With increasingly slim council budgets and the looming Brexit deal creating uncertainty, the municipal transport sector is going through a difficult patch

Ever since then Leader of the Conservative Party David Cameron announced that the country would be heading into the “age of austerity” 11 years ago, local councils and authorities have been scrambling to work out the most efficient and effective ways to spend their diminishing annual budget.

The public sector has witnessed significant delays in the procurement of new fleets as local authorities become increasingly anxious to part with money. Naturally with budgets tightening, universal spend across all sectors has fallen but the transport sector has been one of the worst hit. In 2010-11, English councils spent on average £121 per person on transport annually, but in 2017-18 that figure had slumped to £72. That’s a decline of 40%.

The UK’s exit from the European Union is a factor that must be considered too. With genuine uncertainty about how Brexit will transpire, it is more important than ever that council budgets are watertight so that the smoothest transition can be achieved that prevents any more pressure being mounted.

Cities are the unrivalled engines of the economy, but have been clobbered the hardest by austerity. They house more than half the population, provide more than 70% of the most productive jobs and account for 63% of economic output, while they have taken 74% of the pain in local government cuts. A recent Centre for Cities thinktank study that was conducted earlier this year revealed that the poorer, more derelict areas of the country have borne the biggest brunt of council spending cuts. The report suggests that there is a “city and country divide” with several urban councils shouldering cuts to several transport services including street cleaning and road repairs which on average are twice as deep as those dealt by affluent authorities.

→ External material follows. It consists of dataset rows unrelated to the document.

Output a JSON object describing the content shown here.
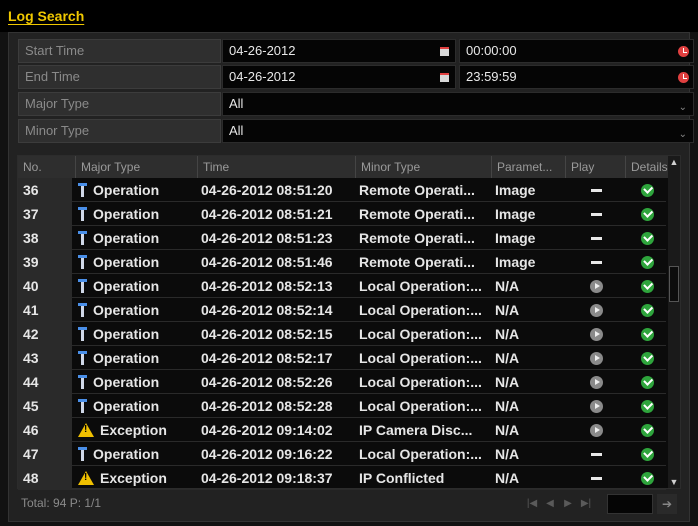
{
  "window": {
    "title": "Log Search"
  },
  "filters": {
    "start_time": {
      "label": "Start Time",
      "date": "04-26-2012",
      "time": "00:00:00"
    },
    "end_time": {
      "label": "End Time",
      "date": "04-26-2012",
      "time": "23:59:59"
    },
    "major_type": {
      "label": "Major Type",
      "value": "All"
    },
    "minor_type": {
      "label": "Minor Type",
      "value": "All"
    }
  },
  "table": {
    "columns": [
      "No.",
      "Major Type",
      "Time",
      "Minor Type",
      "Paramet...",
      "Play",
      "Details"
    ],
    "rows": [
      {
        "no": "36",
        "major": "Operation",
        "icon": "operation-icon",
        "time": "04-26-2012 08:51:20",
        "minor": "Remote Operati...",
        "param": "Image",
        "play": "none",
        "details": "check"
      },
      {
        "no": "37",
        "major": "Operation",
        "icon": "operation-icon",
        "time": "04-26-2012 08:51:21",
        "minor": "Remote Operati...",
        "param": "Image",
        "play": "none",
        "details": "check"
      },
      {
        "no": "38",
        "major": "Operation",
        "icon": "operation-icon",
        "time": "04-26-2012 08:51:23",
        "minor": "Remote Operati...",
        "param": "Image",
        "play": "none",
        "details": "check"
      },
      {
        "no": "39",
        "major": "Operation",
        "icon": "operation-icon",
        "time": "04-26-2012 08:51:46",
        "minor": "Remote Operati...",
        "param": "Image",
        "play": "none",
        "details": "check"
      },
      {
        "no": "40",
        "major": "Operation",
        "icon": "operation-icon",
        "time": "04-26-2012 08:52:13",
        "minor": "Local Operation:...",
        "param": "N/A",
        "play": "play",
        "details": "check"
      },
      {
        "no": "41",
        "major": "Operation",
        "icon": "operation-icon",
        "time": "04-26-2012 08:52:14",
        "minor": "Local Operation:...",
        "param": "N/A",
        "play": "play",
        "details": "check"
      },
      {
        "no": "42",
        "major": "Operation",
        "icon": "operation-icon",
        "time": "04-26-2012 08:52:15",
        "minor": "Local Operation:...",
        "param": "N/A",
        "play": "play",
        "details": "check"
      },
      {
        "no": "43",
        "major": "Operation",
        "icon": "operation-icon",
        "time": "04-26-2012 08:52:17",
        "minor": "Local Operation:...",
        "param": "N/A",
        "play": "play",
        "details": "check"
      },
      {
        "no": "44",
        "major": "Operation",
        "icon": "operation-icon",
        "time": "04-26-2012 08:52:26",
        "minor": "Local Operation:...",
        "param": "N/A",
        "play": "play",
        "details": "check"
      },
      {
        "no": "45",
        "major": "Operation",
        "icon": "operation-icon",
        "time": "04-26-2012 08:52:28",
        "minor": "Local Operation:...",
        "param": "N/A",
        "play": "play",
        "details": "check"
      },
      {
        "no": "46",
        "major": "Exception",
        "icon": "warning-icon",
        "time": "04-26-2012 09:14:02",
        "minor": "IP Camera Disc...",
        "param": "N/A",
        "play": "play",
        "details": "check"
      },
      {
        "no": "47",
        "major": "Operation",
        "icon": "operation-icon",
        "time": "04-26-2012 09:16:22",
        "minor": "Local Operation:...",
        "param": "N/A",
        "play": "none",
        "details": "check"
      },
      {
        "no": "48",
        "major": "Exception",
        "icon": "warning-icon",
        "time": "04-26-2012 09:18:37",
        "minor": "IP Conflicted",
        "param": "N/A",
        "play": "none",
        "details": "check"
      }
    ]
  },
  "footer": {
    "total_text": "Total: 94  P: 1/1"
  },
  "colors": {
    "title": "#f0c800",
    "check": "#2ea43c",
    "warning": "#f0c000",
    "operation": "#4a8fe8"
  }
}
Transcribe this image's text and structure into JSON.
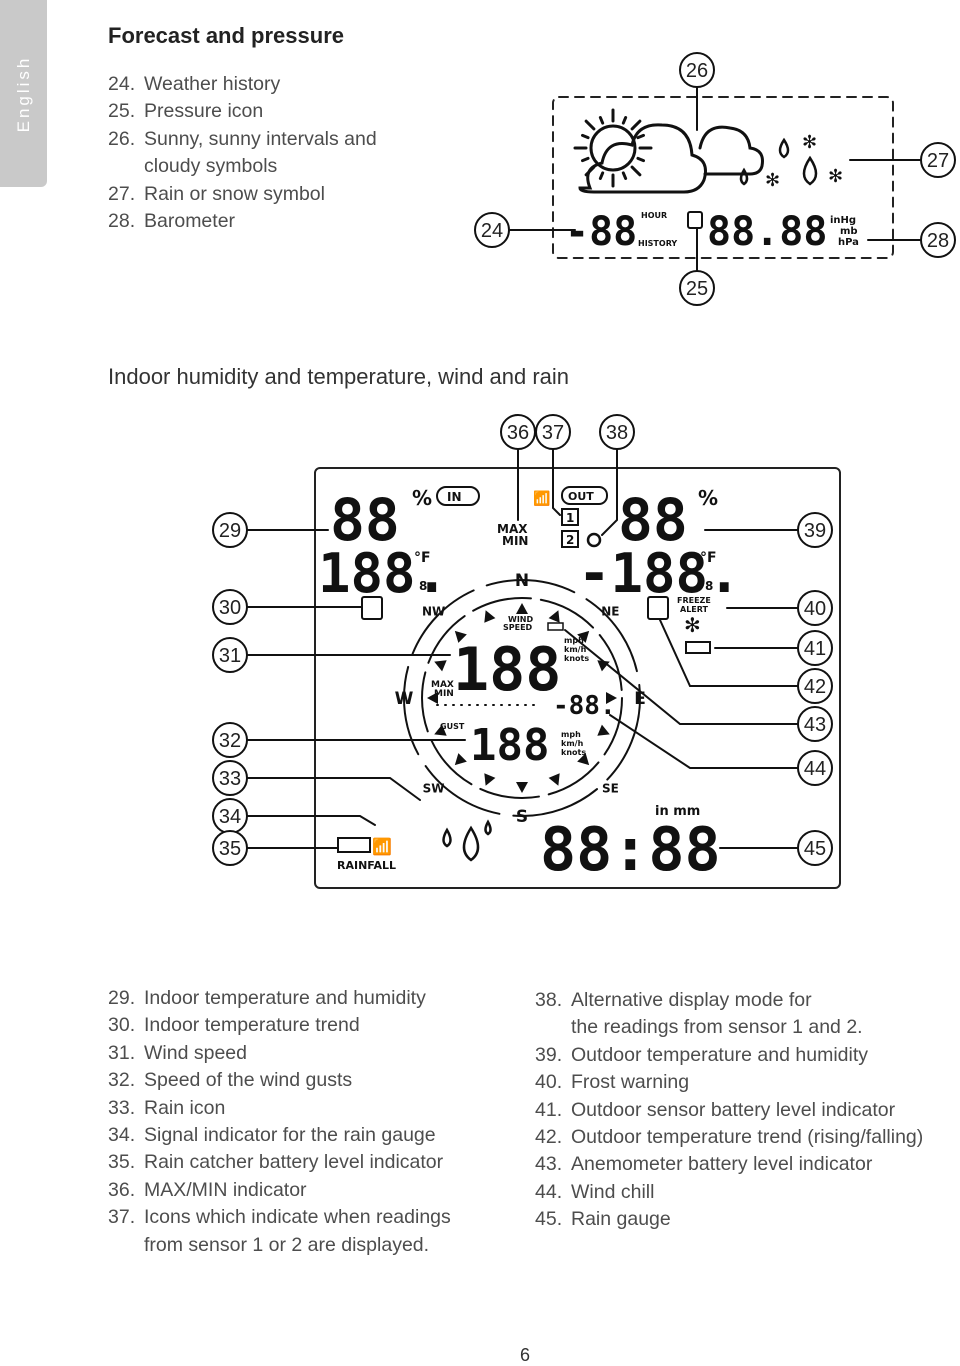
{
  "side_tab": {
    "label": "English"
  },
  "section1": {
    "title": "Forecast and pressure",
    "items": [
      {
        "num": "24.",
        "text": "Weather history"
      },
      {
        "num": "25.",
        "text": "Pressure icon"
      },
      {
        "num": "26.",
        "text": "Sunny, sunny intervals and",
        "cont": "cloudy symbols"
      },
      {
        "num": "27.",
        "text": "Rain or snow symbol"
      },
      {
        "num": "28.",
        "text": "Barometer"
      }
    ],
    "diagram": {
      "callouts": [
        "24",
        "25",
        "26",
        "27",
        "28"
      ],
      "history_digits": "-88",
      "hour": "HOUR",
      "history": "HISTORY",
      "pressure_digits": "88.88",
      "units": [
        "inHg",
        "mb",
        "hPa"
      ]
    }
  },
  "section2": {
    "title": "Indoor humidity and temperature, wind and rain",
    "diagram": {
      "callouts_left": [
        "29",
        "30",
        "31",
        "32",
        "33",
        "34",
        "35"
      ],
      "callouts_right": [
        "39",
        "40",
        "41",
        "42",
        "43",
        "44",
        "45"
      ],
      "callouts_top": [
        "36",
        "37",
        "38"
      ],
      "in_humidity": "88",
      "percent": "%",
      "in": "IN",
      "in_temp": "188.",
      "deg": "°F",
      "decimal": "8",
      "out": "OUT",
      "out_humidity": "88",
      "out_temp": "-188.",
      "max": "MAX",
      "min": "MIN",
      "sensor1": "1",
      "sensor2": "2",
      "compass": [
        "N",
        "NE",
        "E",
        "SE",
        "S",
        "SW",
        "W",
        "NW"
      ],
      "wind": "WIND",
      "speed": "SPEED",
      "wind_digits": "188",
      "gust": "GUST",
      "gust_digits": "188",
      "units": [
        "mph",
        "km/h",
        "knots"
      ],
      "chill_digits": "-88.",
      "freeze": "FREEZE",
      "alert": "ALERT",
      "rainfall": "RAINFALL",
      "rain_units": "in mm",
      "rain_digits": "88:88"
    }
  },
  "list_left": [
    {
      "num": "29.",
      "text": "Indoor temperature and humidity"
    },
    {
      "num": "30.",
      "text": "Indoor temperature trend"
    },
    {
      "num": "31.",
      "text": "Wind speed"
    },
    {
      "num": "32.",
      "text": "Speed of the wind gusts"
    },
    {
      "num": "33.",
      "text": "Rain icon"
    },
    {
      "num": "34.",
      "text": "Signal indicator for the rain gauge"
    },
    {
      "num": "35.",
      "text": "Rain catcher battery level indicator"
    },
    {
      "num": "36.",
      "text": "MAX/MIN indicator"
    },
    {
      "num": "37.",
      "text": "Icons which indicate when readings",
      "cont": "from sensor 1 or 2 are displayed."
    }
  ],
  "list_right": [
    {
      "num": "38.",
      "text": "Alternative display mode for",
      "cont": "the readings from sensor 1 and 2."
    },
    {
      "num": "39.",
      "text": "Outdoor temperature and humidity"
    },
    {
      "num": "40.",
      "text": "Frost warning"
    },
    {
      "num": "41.",
      "text": "Outdoor sensor battery level indicator"
    },
    {
      "num": "42.",
      "text": "Outdoor temperature trend (rising/falling)"
    },
    {
      "num": "43.",
      "text": "Anemometer battery level indicator"
    },
    {
      "num": "44.",
      "text": "Wind chill"
    },
    {
      "num": "45.",
      "text": "Rain gauge"
    }
  ],
  "page_number": "6"
}
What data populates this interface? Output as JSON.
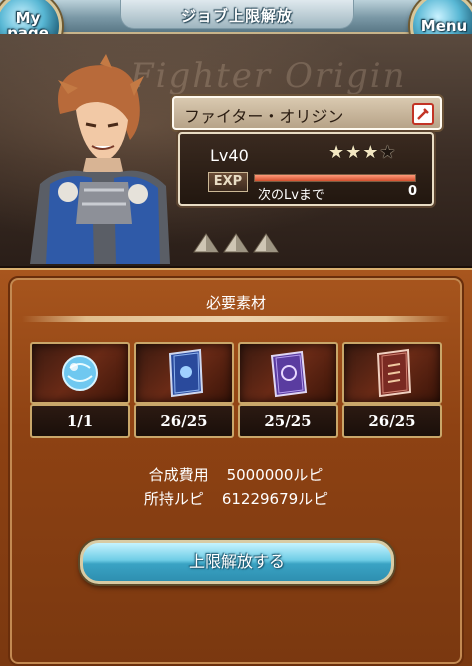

This means northern councils are predominantly struggling more than those further south, and according to Transport of the North, fixing the transport system in the north of England will cost at least £60bn over 30 years. The strategic transport body has been backed with £260m of central government funding to try and transform transport networks across the North East, North West and Yorkshire. But for that to work the £72 per head figure has to be more than doubled to £150 per person.

And herein lies a major problem for the commercial transport and particularly municipal sector. Councils have already begun to reduce the number of vehicles in their fleets and are changing the way in which they operate. Services that required vehicles had to apply for approval which inevitably has led to widespread cuts. And ultimately this could have a significant effect on the civilian should services like bin collection and road sweeping become limited. This also leads to job losses and the thinning of management structures.

Andrew Carter, Chief Executive of Centre for Cities argues: “Councils have managed as best they can but the continued singling out of local governments for cuts cannot continue. Fairer funding must mean more funding for cities.”

However, it is important that fleet managers do not pursue the risky alternative of sourcing the cheapest possible vehicles, thinking that this will save them money. Traditionally councils bought their own vehicles and maintained them themselves but with budget constraints tying hands, the idea of purchasing a second-hand unit outright can seem appealing. But this is often a knee-jerk reaction rather than a calculated decision. The whole-lift cost of the vehicle must be considered as a newer vehicle is all but guaranteed to cheaper to run as it has not undergone as hard a life.

Hiring and leasing is a useful alternative to this predicament though as it provides several advantages. It all but guarantees an up-to-date, reliable vehicle is being used as hire and leasing firms will not supply councils with older trucks. But perhaps most pertinently, it alleviates the issue of money being tied up in investments, as a fixed and predictable fee will be paid to the leasing or hire company which can easily be calculated into any budget plan.

It is up to the councils up and down the country to devise the most effective plan and to ensure their services do not suffer from mismanagement and poor finances. There are a multitude of companies that can help councils in all aspects of municipal transportation for all sizes and budgets. Across the next 12 pages, The FACTS Municipal Buyers Guide highlights the latest products, service and news from this sector.